YOUR OBJECTIVE -
Return the records below exactly as they are written.
(EXTRACTED ENTRIES Opens)
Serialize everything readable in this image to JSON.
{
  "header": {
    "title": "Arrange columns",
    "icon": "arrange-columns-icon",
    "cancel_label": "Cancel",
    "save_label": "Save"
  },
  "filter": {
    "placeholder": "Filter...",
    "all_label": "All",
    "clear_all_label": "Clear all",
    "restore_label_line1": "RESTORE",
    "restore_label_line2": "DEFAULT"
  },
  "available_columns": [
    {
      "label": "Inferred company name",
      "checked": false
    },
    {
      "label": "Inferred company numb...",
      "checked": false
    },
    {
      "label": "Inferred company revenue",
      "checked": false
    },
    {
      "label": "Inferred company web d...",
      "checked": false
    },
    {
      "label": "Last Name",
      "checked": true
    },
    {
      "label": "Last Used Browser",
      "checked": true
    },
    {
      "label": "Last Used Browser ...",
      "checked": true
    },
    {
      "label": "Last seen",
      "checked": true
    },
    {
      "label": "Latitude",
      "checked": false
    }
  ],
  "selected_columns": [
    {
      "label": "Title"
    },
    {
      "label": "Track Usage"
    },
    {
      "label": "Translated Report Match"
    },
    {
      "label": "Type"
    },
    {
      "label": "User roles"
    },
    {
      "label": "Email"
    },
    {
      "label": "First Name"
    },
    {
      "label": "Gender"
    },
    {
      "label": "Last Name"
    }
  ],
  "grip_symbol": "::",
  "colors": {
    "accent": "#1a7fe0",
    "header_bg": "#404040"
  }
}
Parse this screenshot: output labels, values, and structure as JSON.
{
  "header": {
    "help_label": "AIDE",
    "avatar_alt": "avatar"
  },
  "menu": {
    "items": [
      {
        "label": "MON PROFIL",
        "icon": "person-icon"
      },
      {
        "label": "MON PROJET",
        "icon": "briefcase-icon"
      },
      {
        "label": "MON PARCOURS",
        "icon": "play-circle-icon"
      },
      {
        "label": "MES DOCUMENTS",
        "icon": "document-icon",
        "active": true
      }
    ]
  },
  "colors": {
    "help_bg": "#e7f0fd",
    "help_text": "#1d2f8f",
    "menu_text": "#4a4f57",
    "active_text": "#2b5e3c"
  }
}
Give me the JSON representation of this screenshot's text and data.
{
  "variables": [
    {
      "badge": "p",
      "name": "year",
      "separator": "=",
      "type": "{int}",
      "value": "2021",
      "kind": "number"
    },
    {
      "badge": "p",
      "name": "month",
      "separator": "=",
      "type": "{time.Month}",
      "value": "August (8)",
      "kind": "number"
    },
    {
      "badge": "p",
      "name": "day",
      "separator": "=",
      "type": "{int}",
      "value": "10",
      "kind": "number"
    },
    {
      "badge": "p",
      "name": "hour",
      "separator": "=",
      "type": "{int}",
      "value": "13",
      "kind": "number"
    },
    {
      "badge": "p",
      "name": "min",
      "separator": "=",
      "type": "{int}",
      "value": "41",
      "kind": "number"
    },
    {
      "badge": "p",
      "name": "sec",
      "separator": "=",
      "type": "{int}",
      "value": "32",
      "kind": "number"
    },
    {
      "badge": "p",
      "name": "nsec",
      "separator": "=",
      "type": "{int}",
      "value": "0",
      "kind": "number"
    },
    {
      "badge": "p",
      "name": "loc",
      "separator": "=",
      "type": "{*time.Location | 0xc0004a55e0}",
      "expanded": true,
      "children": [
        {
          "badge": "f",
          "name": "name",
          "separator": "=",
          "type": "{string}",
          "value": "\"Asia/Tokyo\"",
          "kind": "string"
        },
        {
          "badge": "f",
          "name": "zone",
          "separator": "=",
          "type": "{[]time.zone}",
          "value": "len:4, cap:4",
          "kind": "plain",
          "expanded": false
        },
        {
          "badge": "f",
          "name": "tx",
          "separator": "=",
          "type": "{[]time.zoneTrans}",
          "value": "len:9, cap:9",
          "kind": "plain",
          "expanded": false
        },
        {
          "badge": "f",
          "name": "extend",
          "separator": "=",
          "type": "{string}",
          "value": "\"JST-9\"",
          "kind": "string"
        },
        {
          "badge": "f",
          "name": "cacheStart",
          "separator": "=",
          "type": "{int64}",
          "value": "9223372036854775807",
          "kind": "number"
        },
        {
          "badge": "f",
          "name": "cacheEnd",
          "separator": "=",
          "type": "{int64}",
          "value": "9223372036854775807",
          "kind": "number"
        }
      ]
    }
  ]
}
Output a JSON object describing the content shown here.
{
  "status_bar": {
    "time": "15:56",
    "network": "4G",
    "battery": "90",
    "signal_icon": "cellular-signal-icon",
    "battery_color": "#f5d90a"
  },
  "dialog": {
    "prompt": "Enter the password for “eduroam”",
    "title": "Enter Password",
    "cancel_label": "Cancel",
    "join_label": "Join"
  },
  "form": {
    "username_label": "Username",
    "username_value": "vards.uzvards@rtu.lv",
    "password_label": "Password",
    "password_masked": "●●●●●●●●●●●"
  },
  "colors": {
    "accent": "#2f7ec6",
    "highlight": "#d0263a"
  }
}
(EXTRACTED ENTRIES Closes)
WRITTEN SOLUTION -
Serialize everything readable in this image to JSON.
{
  "header": {
    "title": "Arrange columns",
    "icon": "arrange-columns-icon",
    "cancel_label": "Cancel",
    "save_label": "Save"
  },
  "filter": {
    "placeholder": "Filter...",
    "all_label": "All",
    "clear_all_label": "Clear all",
    "restore_label_line1": "RESTORE",
    "restore_label_line2": "DEFAULT"
  },
  "available_columns": [
    {
      "label": "Inferred company name",
      "checked": false
    },
    {
      "label": "Inferred company numb...",
      "checked": false
    },
    {
      "label": "Inferred company revenue",
      "checked": false
    },
    {
      "label": "Inferred company web d...",
      "checked": false
    },
    {
      "label": "Last Name",
      "checked": true
    },
    {
      "label": "Last Used Browser",
      "checked": true
    },
    {
      "label": "Last Used Browser ...",
      "checked": true
    },
    {
      "label": "Last seen",
      "checked": true
    },
    {
      "label": "Latitude",
      "checked": false
    }
  ],
  "selected_columns": [
    {
      "label": "Title"
    },
    {
      "label": "Track Usage"
    },
    {
      "label": "Translated Report Match"
    },
    {
      "label": "Type"
    },
    {
      "label": "User roles"
    },
    {
      "label": "Email"
    },
    {
      "label": "First Name"
    },
    {
      "label": "Gender"
    },
    {
      "label": "Last Name"
    }
  ],
  "grip_symbol": "::",
  "colors": {
    "accent": "#1a7fe0",
    "header_bg": "#404040"
  }
}
Parse this screenshot: output labels, values, and structure as JSON.
{
  "header": {
    "help_label": "AIDE",
    "avatar_alt": "avatar"
  },
  "menu": {
    "items": [
      {
        "label": "MON PROFIL",
        "icon": "person-icon"
      },
      {
        "label": "MON PROJET",
        "icon": "briefcase-icon"
      },
      {
        "label": "MON PARCOURS",
        "icon": "play-circle-icon"
      },
      {
        "label": "MES DOCUMENTS",
        "icon": "document-icon",
        "active": true
      }
    ]
  },
  "colors": {
    "help_bg": "#e7f0fd",
    "help_text": "#1d2f8f",
    "menu_text": "#4a4f57",
    "active_text": "#2b5e3c"
  }
}
Give me the JSON representation of this screenshot's text and data.
{
  "variables": [
    {
      "badge": "p",
      "name": "year",
      "separator": "=",
      "type": "{int}",
      "value": "2021",
      "kind": "number"
    },
    {
      "badge": "p",
      "name": "month",
      "separator": "=",
      "type": "{time.Month}",
      "value": "August (8)",
      "kind": "number"
    },
    {
      "badge": "p",
      "name": "day",
      "separator": "=",
      "type": "{int}",
      "value": "10",
      "kind": "number"
    },
    {
      "badge": "p",
      "name": "hour",
      "separator": "=",
      "type": "{int}",
      "value": "13",
      "kind": "number"
    },
    {
      "badge": "p",
      "name": "min",
      "separator": "=",
      "type": "{int}",
      "value": "41",
      "kind": "number"
    },
    {
      "badge": "p",
      "name": "sec",
      "separator": "=",
      "type": "{int}",
      "value": "32",
      "kind": "number"
    },
    {
      "badge": "p",
      "name": "nsec",
      "separator": "=",
      "type": "{int}",
      "value": "0",
      "kind": "number"
    },
    {
      "badge": "p",
      "name": "loc",
      "separator": "=",
      "type": "{*time.Location | 0xc0004a55e0}",
      "expanded": true,
      "children": [
        {
          "badge": "f",
          "name": "name",
          "separator": "=",
          "type": "{string}",
          "value": "\"Asia/Tokyo\"",
          "kind": "string"
        },
        {
          "badge": "f",
          "name": "zone",
          "separator": "=",
          "type": "{[]time.zone}",
          "value": "len:4, cap:4",
          "kind": "plain",
          "expanded": false
        },
        {
          "badge": "f",
          "name": "tx",
          "separator": "=",
          "type": "{[]time.zoneTrans}",
          "value": "len:9, cap:9",
          "kind": "plain",
          "expanded": false
        },
        {
          "badge": "f",
          "name": "extend",
          "separator": "=",
          "type": "{string}",
          "value": "\"JST-9\"",
          "kind": "string"
        },
        {
          "badge": "f",
          "name": "cacheStart",
          "separator": "=",
          "type": "{int64}",
          "value": "9223372036854775807",
          "kind": "number"
        },
        {
          "badge": "f",
          "name": "cacheEnd",
          "separator": "=",
          "type": "{int64}",
          "value": "9223372036854775807",
          "kind": "number"
        }
      ]
    }
  ]
}
Output a JSON object describing the content shown here.
{
  "status_bar": {
    "time": "15:56",
    "network": "4G",
    "battery": "90",
    "signal_icon": "cellular-signal-icon",
    "battery_color": "#f5d90a"
  },
  "dialog": {
    "prompt": "Enter the password for “eduroam”",
    "title": "Enter Password",
    "cancel_label": "Cancel",
    "join_label": "Join"
  },
  "form": {
    "username_label": "Username",
    "username_value": "vards.uzvards@rtu.lv",
    "password_label": "Password",
    "password_masked": "●●●●●●●●●●●"
  },
  "colors": {
    "accent": "#2f7ec6",
    "highlight": "#d0263a"
  }
}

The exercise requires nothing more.